§ **Exercise objective**: A word-for-word copy of the listing, free of images, is the expected answer.

§ **Information shown**:

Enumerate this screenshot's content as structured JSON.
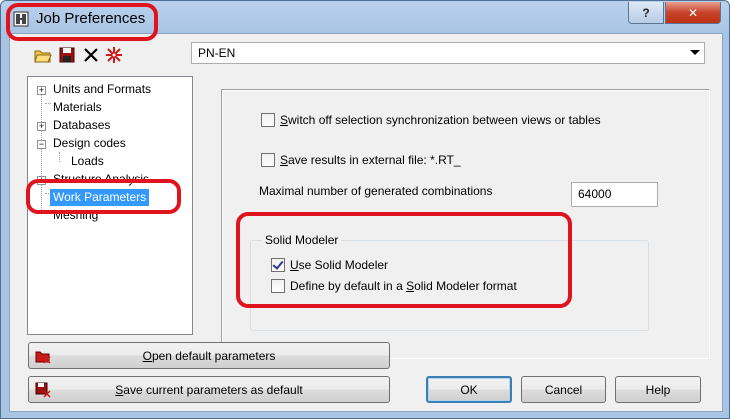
{
  "window": {
    "title": "Job Preferences",
    "help_glyph": "?",
    "close_glyph": "✕"
  },
  "toolbar": {
    "icons": [
      "open-folder-icon",
      "save-disk-icon",
      "delete-x-icon",
      "settings-star-icon"
    ],
    "code_combo": "PN-EN"
  },
  "tree": {
    "items": [
      {
        "label": "Units and Formats",
        "expander": "+"
      },
      {
        "label": "Materials",
        "expander": ""
      },
      {
        "label": "Databases",
        "expander": "+"
      },
      {
        "label": "Design codes",
        "expander": "−"
      },
      {
        "label": "Loads",
        "expander": ""
      },
      {
        "label": "Structure Analysis",
        "expander": "+"
      },
      {
        "label": "Work Parameters",
        "expander": ""
      },
      {
        "label": "Meshing",
        "expander": ""
      }
    ]
  },
  "options": {
    "switch_off_sync": {
      "label_first": "S",
      "label_rest": "witch off selection synchronization between views or tables",
      "checked": false
    },
    "save_results": {
      "label_first": "S",
      "label_rest": "ave results in external file: *.RT_",
      "checked": false
    },
    "max_combinations_label": "Maximal number of generated combinations",
    "max_combinations_value": "64000"
  },
  "solid_modeler": {
    "group_label": "Solid Modeler",
    "use": {
      "label_first": "U",
      "label_rest": "se Solid Modeler",
      "checked": true
    },
    "define_default": {
      "label_pre": "Define by default in a ",
      "label_ul": "S",
      "label_post": "olid Modeler format",
      "checked": false
    }
  },
  "buttons": {
    "open_default": {
      "ul": "O",
      "rest": "pen default parameters"
    },
    "save_current": {
      "ul": "S",
      "rest": "ave current parameters as default"
    },
    "ok": "OK",
    "cancel": "Cancel",
    "help": "Help"
  },
  "colors": {
    "annotation": "#e0141e",
    "selection": "#3399ff",
    "default_button_border": "#3c7fb1"
  }
}
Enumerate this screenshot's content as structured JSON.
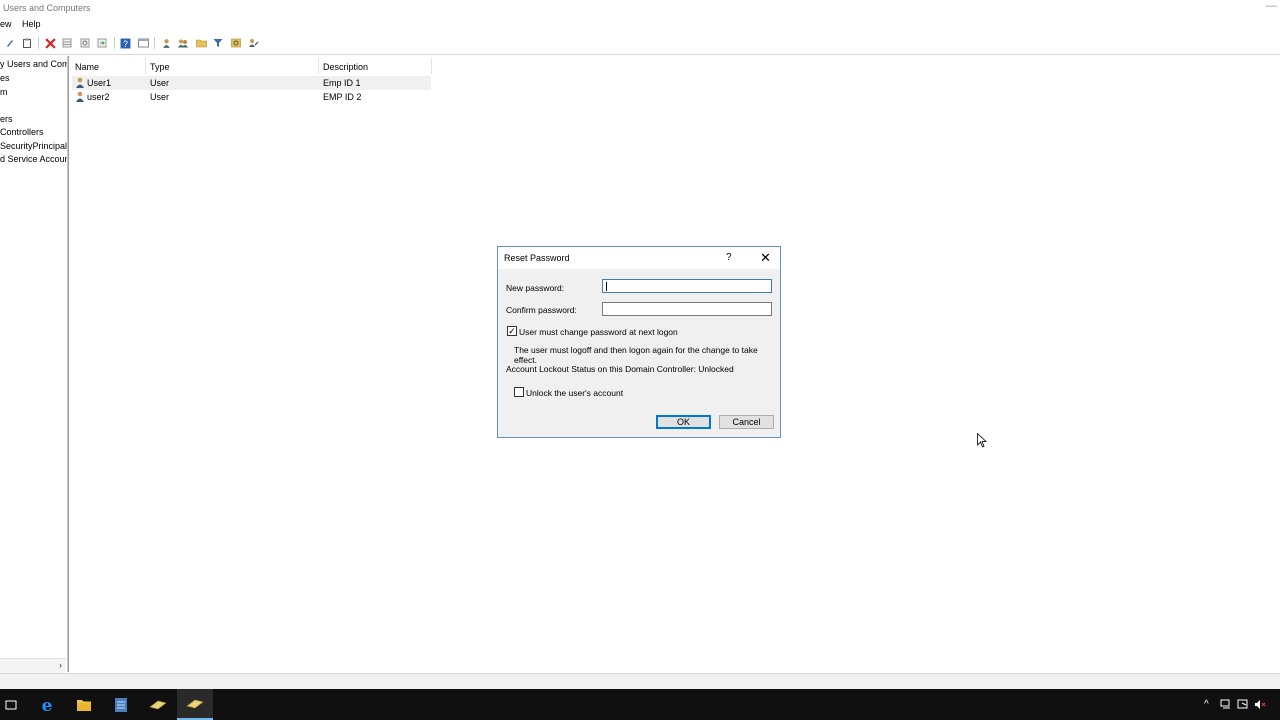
{
  "window": {
    "title": "Users and Computers"
  },
  "menu": {
    "view_label": "ew",
    "help_label": "Help"
  },
  "toolbar": {
    "icons": [
      "properties-icon",
      "clipboard-icon",
      "delete-icon",
      "grid-icon",
      "refresh-icon",
      "export-icon",
      "help-icon",
      "console-icon",
      "add-user-icon",
      "add-group-icon",
      "add-ou-icon",
      "filter-icon",
      "find-icon",
      "delegate-icon"
    ]
  },
  "tree": {
    "items": [
      "y Users and Com",
      "es",
      "m",
      "",
      "ers",
      " Controllers",
      "SecurityPrincipals",
      "d Service Accoun"
    ]
  },
  "list": {
    "columns": [
      "Name",
      "Type",
      "Description"
    ],
    "rows": [
      {
        "name": "User1",
        "type": "User",
        "description": "Emp ID 1"
      },
      {
        "name": "user2",
        "type": "User",
        "description": "EMP ID 2"
      }
    ]
  },
  "dialog": {
    "title": "Reset Password",
    "help_glyph": "?",
    "close_glyph": "✕",
    "new_password_label": "New password:",
    "new_password_value": "",
    "confirm_password_label": "Confirm password:",
    "confirm_password_value": "",
    "must_change_label": "User must change password at next logon",
    "must_change_checked": true,
    "info_text": "The user must logoff and then logon again for the change to take effect.",
    "lockout_status": "Account Lockout Status on this Domain Controller: Unlocked",
    "unlock_label": "Unlock the user's account",
    "unlock_checked": false,
    "ok_label": "OK",
    "cancel_label": "Cancel"
  },
  "taskbar": {
    "items": [
      "task-view-icon",
      "internet-explorer-icon",
      "file-explorer-icon",
      "server-manager-icon",
      "ad-users-computers-icon",
      "ad-users-computers-active-icon"
    ]
  }
}
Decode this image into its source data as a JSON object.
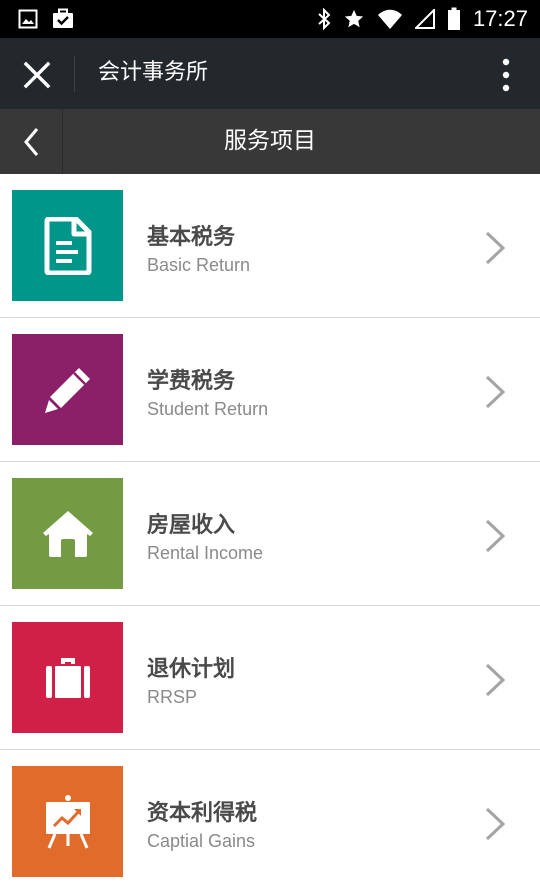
{
  "status_bar": {
    "time": "17:27",
    "icons": [
      "gallery-icon",
      "briefcase-check-icon",
      "bluetooth-icon",
      "star-icon",
      "wifi-icon",
      "signal-icon",
      "battery-icon"
    ]
  },
  "app_bar": {
    "title": "会计事务所",
    "close_icon": "close-icon",
    "menu_icon": "more-vert-icon"
  },
  "sub_bar": {
    "title": "服务项目",
    "back_icon": "chevron-left-icon"
  },
  "services": [
    {
      "title_zh": "基本税务",
      "title_en": "Basic Return",
      "icon": "document-icon",
      "color": "#00968a"
    },
    {
      "title_zh": "学费税务",
      "title_en": "Student Return",
      "icon": "pencil-icon",
      "color": "#8c2068"
    },
    {
      "title_zh": "房屋收入",
      "title_en": "Rental Income",
      "icon": "home-icon",
      "color": "#729b43"
    },
    {
      "title_zh": "退休计划",
      "title_en": "RRSP",
      "icon": "suitcase-icon",
      "color": "#d12048"
    },
    {
      "title_zh": "资本利得税",
      "title_en": "Captial Gains",
      "icon": "presentation-chart-icon",
      "color": "#e06b2b"
    }
  ]
}
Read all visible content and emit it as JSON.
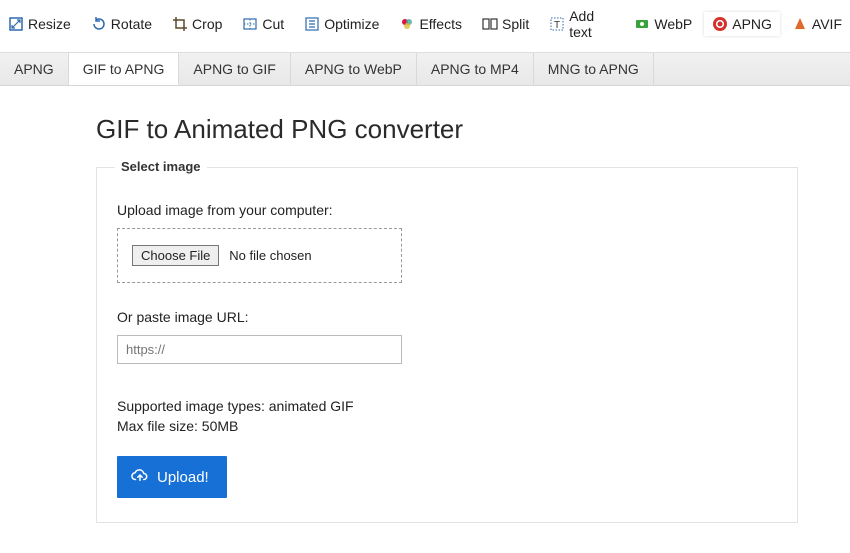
{
  "toolbar": {
    "items": [
      {
        "label": "Resize",
        "icon": "resize-icon",
        "active": false
      },
      {
        "label": "Rotate",
        "icon": "rotate-icon",
        "active": false
      },
      {
        "label": "Crop",
        "icon": "crop-icon",
        "active": false
      },
      {
        "label": "Cut",
        "icon": "cut-icon",
        "active": false
      },
      {
        "label": "Optimize",
        "icon": "optimize-icon",
        "active": false
      },
      {
        "label": "Effects",
        "icon": "effects-icon",
        "active": false
      },
      {
        "label": "Split",
        "icon": "split-icon",
        "active": false
      },
      {
        "label": "Add text",
        "icon": "add-text-icon",
        "active": false
      },
      {
        "label": "WebP",
        "icon": "webp-icon",
        "active": false
      },
      {
        "label": "APNG",
        "icon": "apng-icon",
        "active": true
      },
      {
        "label": "AVIF",
        "icon": "avif-icon",
        "active": false
      }
    ]
  },
  "subnav": {
    "tabs": [
      {
        "label": "APNG",
        "active": false
      },
      {
        "label": "GIF to APNG",
        "active": true
      },
      {
        "label": "APNG to GIF",
        "active": false
      },
      {
        "label": "APNG to WebP",
        "active": false
      },
      {
        "label": "APNG to MP4",
        "active": false
      },
      {
        "label": "MNG to APNG",
        "active": false
      }
    ]
  },
  "page": {
    "title": "GIF to Animated PNG converter"
  },
  "form": {
    "legend": "Select image",
    "upload_label": "Upload image from your computer:",
    "choose_file_label": "Choose File",
    "file_status": "No file chosen",
    "url_label": "Or paste image URL:",
    "url_placeholder": "https://",
    "supported_types": "Supported image types: animated GIF",
    "max_size": "Max file size: 50MB",
    "upload_button_label": "Upload!"
  },
  "colors": {
    "primary": "#1670d6",
    "apng_red": "#d6302a"
  }
}
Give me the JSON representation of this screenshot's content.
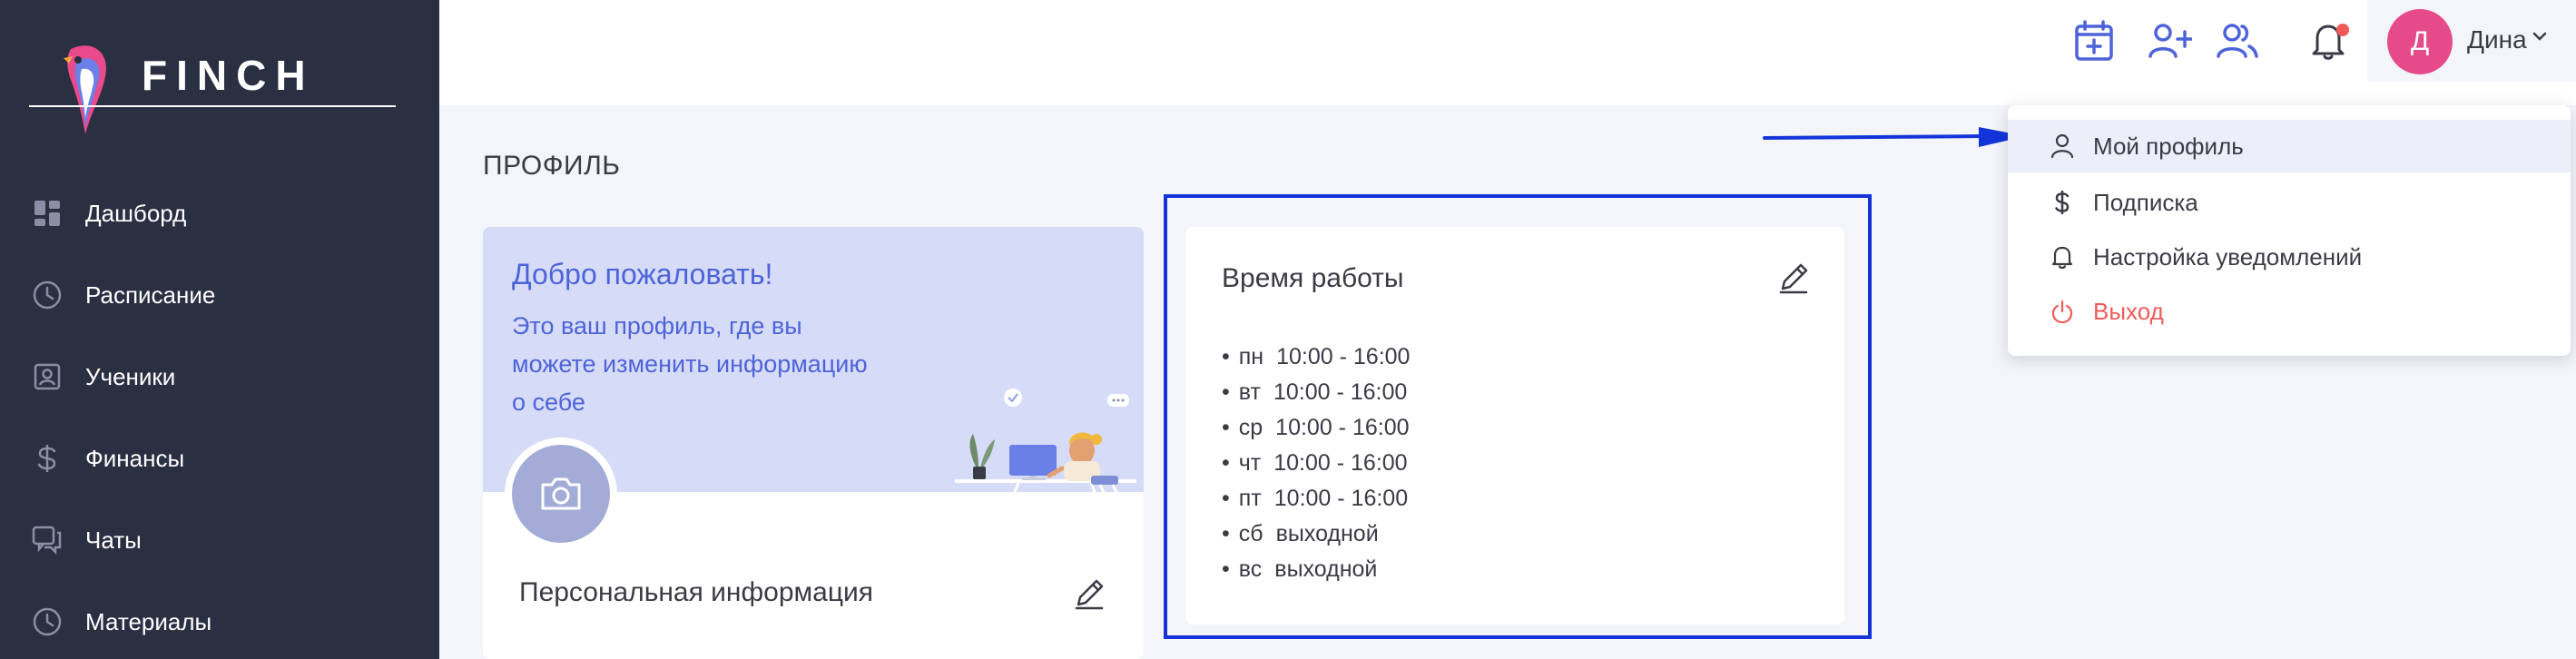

§ **Task answer**:
Enumerate this screenshot's content as structured JSON.
{
  "window": {
    "title": "Job Preferences",
    "help_glyph": "?",
    "close_glyph": "✕"
  },
  "toolbar": {
    "icons": [
      "open-folder-icon",
      "save-disk-icon",
      "delete-x-icon",
      "settings-star-icon"
    ],
    "code_combo": "PN-EN"
  },
  "tree": {
    "items": [
      {
        "label": "Units and Formats",
        "expander": "+"
      },
      {
        "label": "Materials",
        "expander": ""
      },
      {
        "label": "Databases",
        "expander": "+"
      },
      {
        "label": "Design codes",
        "expander": "−"
      },
      {
        "label": "Loads",
        "expander": ""
      },
      {
        "label": "Structure Analysis",
        "expander": "+"
      },
      {
        "label": "Work Parameters",
        "expander": ""
      },
      {
        "label": "Meshing",
        "expander": ""
      }
    ]
  },
  "options": {
    "switch_off_sync": {
      "label_first": "S",
      "label_rest": "witch off selection synchronization between views or tables",
      "checked": false
    },
    "save_results": {
      "label_first": "S",
      "label_rest": "ave results in external file: *.RT_",
      "checked": false
    },
    "max_combinations_label": "Maximal number of generated combinations",
    "max_combinations_value": "64000"
  },
  "solid_modeler": {
    "group_label": "Solid Modeler",
    "use": {
      "label_first": "U",
      "label_rest": "se Solid Modeler",
      "checked": true
    },
    "define_default": {
      "label_pre": "Define by default in a ",
      "label_ul": "S",
      "label_post": "olid Modeler format",
      "checked": false
    }
  },
  "buttons": {
    "open_default": {
      "ul": "O",
      "rest": "pen default parameters"
    },
    "save_current": {
      "ul": "S",
      "rest": "ave current parameters as default"
    },
    "ok": "OK",
    "cancel": "Cancel",
    "help": "Help"
  },
  "colors": {
    "annotation": "#e0141e",
    "selection": "#3399ff",
    "default_button_border": "#3c7fb1"
  }
}
Enumerate this screenshot's content as structured JSON.
{
  "window": {
    "title": "Users and Computers"
  },
  "menu": {
    "view_label": "ew",
    "help_label": "Help"
  },
  "toolbar": {
    "icons": [
      "properties-icon",
      "clipboard-icon",
      "delete-icon",
      "grid-icon",
      "refresh-icon",
      "export-icon",
      "help-icon",
      "console-icon",
      "add-user-icon",
      "add-group-icon",
      "add-ou-icon",
      "filter-icon",
      "find-icon",
      "delegate-icon"
    ]
  },
  "tree": {
    "items": [
      "y Users and Com",
      "es",
      "m",
      "",
      "ers",
      " Controllers",
      "SecurityPrincipals",
      "d Service Accoun"
    ]
  },
  "list": {
    "columns": [
      "Name",
      "Type",
      "Description"
    ],
    "rows": [
      {
        "name": "User1",
        "type": "User",
        "description": "Emp ID 1"
      },
      {
        "name": "user2",
        "type": "User",
        "description": "EMP ID 2"
      }
    ]
  },
  "dialog": {
    "title": "Reset Password",
    "help_glyph": "?",
    "close_glyph": "✕",
    "new_password_label": "New password:",
    "new_password_value": "",
    "confirm_password_label": "Confirm password:",
    "confirm_password_value": "",
    "must_change_label": "User must change password at next logon",
    "must_change_checked": true,
    "info_text": "The user must logoff and then logon again for the change to take effect.",
    "lockout_status": "Account Lockout Status on this Domain Controller: Unlocked",
    "unlock_label": "Unlock the user's account",
    "unlock_checked": false,
    "ok_label": "OK",
    "cancel_label": "Cancel"
  },
  "taskbar": {
    "items": [
      "task-view-icon",
      "internet-explorer-icon",
      "file-explorer-icon",
      "server-manager-icon",
      "ad-users-computers-icon",
      "ad-users-computers-active-icon"
    ]
  }
}
Decode this image into its source data as a JSON object.
{
  "status_bar": {
    "time": "17:27",
    "icons": [
      "gallery-icon",
      "briefcase-check-icon",
      "bluetooth-icon",
      "star-icon",
      "wifi-icon",
      "signal-icon",
      "battery-icon"
    ]
  },
  "app_bar": {
    "title": "会计事务所",
    "close_icon": "close-icon",
    "menu_icon": "more-vert-icon"
  },
  "sub_bar": {
    "title": "服务项目",
    "back_icon": "chevron-left-icon"
  },
  "services": [
    {
      "title_zh": "基本税务",
      "title_en": "Basic Return",
      "icon": "document-icon",
      "color": "#00968a"
    },
    {
      "title_zh": "学费税务",
      "title_en": "Student Return",
      "icon": "pencil-icon",
      "color": "#8c2068"
    },
    {
      "title_zh": "房屋收入",
      "title_en": "Rental Income",
      "icon": "home-icon",
      "color": "#729b43"
    },
    {
      "title_zh": "退休计划",
      "title_en": "RRSP",
      "icon": "suitcase-icon",
      "color": "#d12048"
    },
    {
      "title_zh": "资本利得税",
      "title_en": "Captial Gains",
      "icon": "presentation-chart-icon",
      "color": "#e06b2b"
    }
  ]
}
Read all visible content and emit it as JSON.
{
  "toolbar": {
    "items": [
      {
        "label": "Resize",
        "icon": "resize-icon",
        "active": false
      },
      {
        "label": "Rotate",
        "icon": "rotate-icon",
        "active": false
      },
      {
        "label": "Crop",
        "icon": "crop-icon",
        "active": false
      },
      {
        "label": "Cut",
        "icon": "cut-icon",
        "active": false
      },
      {
        "label": "Optimize",
        "icon": "optimize-icon",
        "active": false
      },
      {
        "label": "Effects",
        "icon": "effects-icon",
        "active": false
      },
      {
        "label": "Split",
        "icon": "split-icon",
        "active": false
      },
      {
        "label": "Add text",
        "icon": "add-text-icon",
        "active": false
      },
      {
        "label": "WebP",
        "icon": "webp-icon",
        "active": false
      },
      {
        "label": "APNG",
        "icon": "apng-icon",
        "active": true
      },
      {
        "label": "AVIF",
        "icon": "avif-icon",
        "active": false
      }
    ]
  },
  "subnav": {
    "tabs": [
      {
        "label": "APNG",
        "active": false
      },
      {
        "label": "GIF to APNG",
        "active": true
      },
      {
        "label": "APNG to GIF",
        "active": false
      },
      {
        "label": "APNG to WebP",
        "active": false
      },
      {
        "label": "APNG to MP4",
        "active": false
      },
      {
        "label": "MNG to APNG",
        "active": false
      }
    ]
  },
  "page": {
    "title": "GIF to Animated PNG converter"
  },
  "form": {
    "legend": "Select image",
    "upload_label": "Upload image from your computer:",
    "choose_file_label": "Choose File",
    "file_status": "No file chosen",
    "url_label": "Or paste image URL:",
    "url_placeholder": "https://",
    "supported_types": "Supported image types: animated GIF",
    "max_size": "Max file size: 50MB",
    "upload_button_label": "Upload!"
  },
  "colors": {
    "primary": "#1670d6",
    "apng_red": "#d6302a"
  }
}
Give me the JSON representation of this screenshot's content.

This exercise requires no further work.